Preparing Siblings for an Adoption
The addition of a child changes the family dynamics for everyone and especially for the children already in the home. This is the case regardless how the new child enters the family, but adoption throws in an added wrinkle. The adopted child may not be a newborn, the child may have established habits and behaviors that complicate sibling relationships, and the child may be of a different race. Plus, there are fewer resources available to help with this transition. And let’s face it: adoption isn’t the norm, so you and your existing children often have more explaining to do.
If you are adopting a newborn of the same race as the rest of your family, then you would prepare your existing children more of less the same way you’d prepare them for the birth of a sibling. You’ll playact with dolls and stuffed animals, you’ll point out new babies everywhere you go, and you’ll read lots of big brother and big sister books. In addition, you’ll read books about adoption. We have a great list of books to help prepare siblings for an adoption, but you should also read some age appropriate books used to explain adoption to an adopted child.
If you are adopting a child of another race, your family will be the object of more attention when you are in public and it helps to prepare your children for this probability. You need to help them with understand that families do not need to match in order to be families. Depending on their age, they will likely get questions from other kids and from adults. Help them with an appropriate response. I overheard my 7 year old say to a friend, “Of course she’s my sister. Don’t you know anything about adoption!?!” I might have preferred a bit more politeness, but thought he got the point across succinctly and effectively. We have a great list of suggested books and resources to help explain unmatched families.

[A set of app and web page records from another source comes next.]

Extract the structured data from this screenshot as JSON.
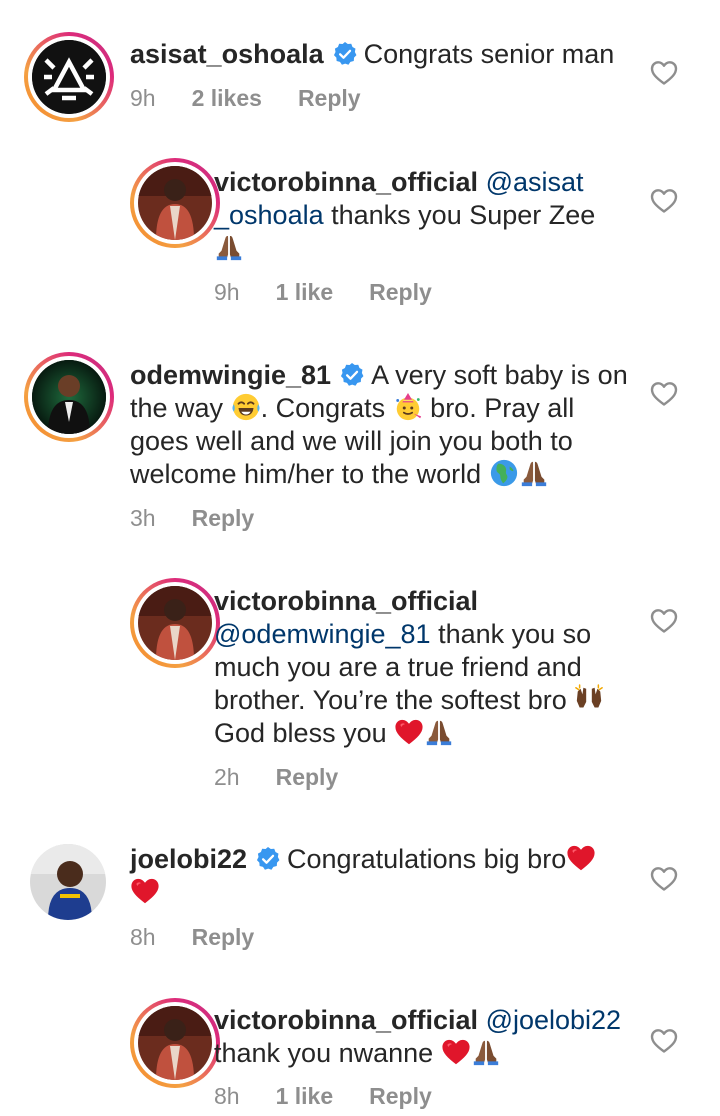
{
  "comments": [
    {
      "username": "asisat_oshoala",
      "text": "Congrats senior man",
      "time": "9h",
      "likes": "2 likes",
      "reply": "Reply"
    },
    {
      "username": "victorobinna_official",
      "mention": "@asisat _oshoala",
      "text": "thanks you Super Zee",
      "time": "9h",
      "likes": "1 like",
      "reply": "Reply"
    },
    {
      "username": "odemwingie_81",
      "text_a": "A very soft baby is on the way",
      "text_b": ". Congrats",
      "text_c": "bro. Pray all goes well and we will join you both to welcome him/her to the world",
      "time": "3h",
      "reply": "Reply"
    },
    {
      "username": "victorobinna_official",
      "mention": "@odemwingie_81",
      "text_a": "thank you so much you are a true friend and brother. You’re the softest bro",
      "text_b": "God bless you",
      "time": "2h",
      "reply": "Reply"
    },
    {
      "username": "joelobi22",
      "text": "Congratulations big bro",
      "time": "8h",
      "reply": "Reply"
    },
    {
      "username": "victorobinna_official",
      "mention": "@joelobi22",
      "text": "thank you nwanne",
      "time": "8h",
      "likes": "1 like",
      "reply": "Reply"
    }
  ],
  "icons": {
    "verified": "verified-badge-icon",
    "like": "heart-outline-icon",
    "praying_hands": "praying-hands-emoji",
    "joy": "tears-of-joy-emoji",
    "party": "party-face-emoji",
    "globe": "globe-africa-emoji",
    "raised_hands": "raised-hands-emoji",
    "red_heart": "red-heart-emoji"
  },
  "colors": {
    "text": "#262626",
    "meta": "#8e8e8e",
    "mention": "#00376b",
    "verified": "#3897f0",
    "heart_emoji": "#e0162b"
  }
}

If you are adopting other than a newborn, you’ll have some more preparing to do. If your children are old enough, it helps to prepare them in advance for the myriad of ways their new sibling may react. Remind them of times they had to adjust to a new situation and how they reacted. Explain that their new sibling may be scared and reject them or go to the other extreme and become their shadow. Unfortunately, their new sibling may be mean. Some toddlers and older kids have learned to aggressively compete for the limited attention in first families or orphanages, and while these behaviors might be effective and necessary in that setting, they are inappropriate at home. Although it helps to explain to your older children why their new sister is behaving this way, you also must protect them while gently but firmly retraining your new child in better coping techniques.
Explain to your children in advance that your new child may be overwhelmed at first, and that you will be staying close to home for a while after she comes home. Brainstorm with them ideas for things they would look forward to doing at home: maybe you need to replenish your art supplies or buy the really large Lego set that will take weeks for your child to assemble. Maybe now is the time to invest in that new swing set you’ve had your eye on.
If you are adopting out of birth order, pay particular attention to which of your existing kids is being displaced from his position in the family. For example, if you are adopting a child older than your eldest child, pay special attention to how your former eldest child adapts and seek ways to reinforce her position. The same care should be given to any child that is being displaced from his position as the only boy, the only girl, or the youngest. Preparation, forethought, and individual attention are needed to smooth these adjustments. Parents can be sensitive and sympathetic, but can’t necessarily prevent the sometimes rocky adjustment. We have a great video, one hour radio show, rules for successfully adopting out of birth order, Top Ten Tips for Disrupting Birth Order, and other resources for parents adopting out of birth order.
You can usually expect sibling rivalry and developmental regression on both sides. The new child may get a disproportionate share of the attention, or at least it will seem disproportionate to your existing child. Keep your children’s routines as regular as possible during the transition, and set aside one-on-one time with your existing kids. It may be hard to find the time, but it really is essential.
A nice gesture is for the new child to bring a gift for the other children when she arrives. If family or friends bring a present for the new child, gently suggest that they bring something small for your existing children. If the new child is an infant, you might ask them to forgo the present for the baby and only bring a small gift to your older kids. The baby won’t know the difference anyway, and you can give them a suggestion of something small and inexpensive.
Yes indeed, adding a child to the family can be stressful, but it can also bring a wonderful depth and fun to a family. Siblings can be each others greatest supporters and sometimes greatest pain in the necks throughout life. There is nothing wrong with having only one child, but I for one, am glad we added the complexity, complications, and joy of raising more than one. Those of you who have already been there, done that, please share your experiences and suggestions in the comment section!
Image credit: sean dreilinger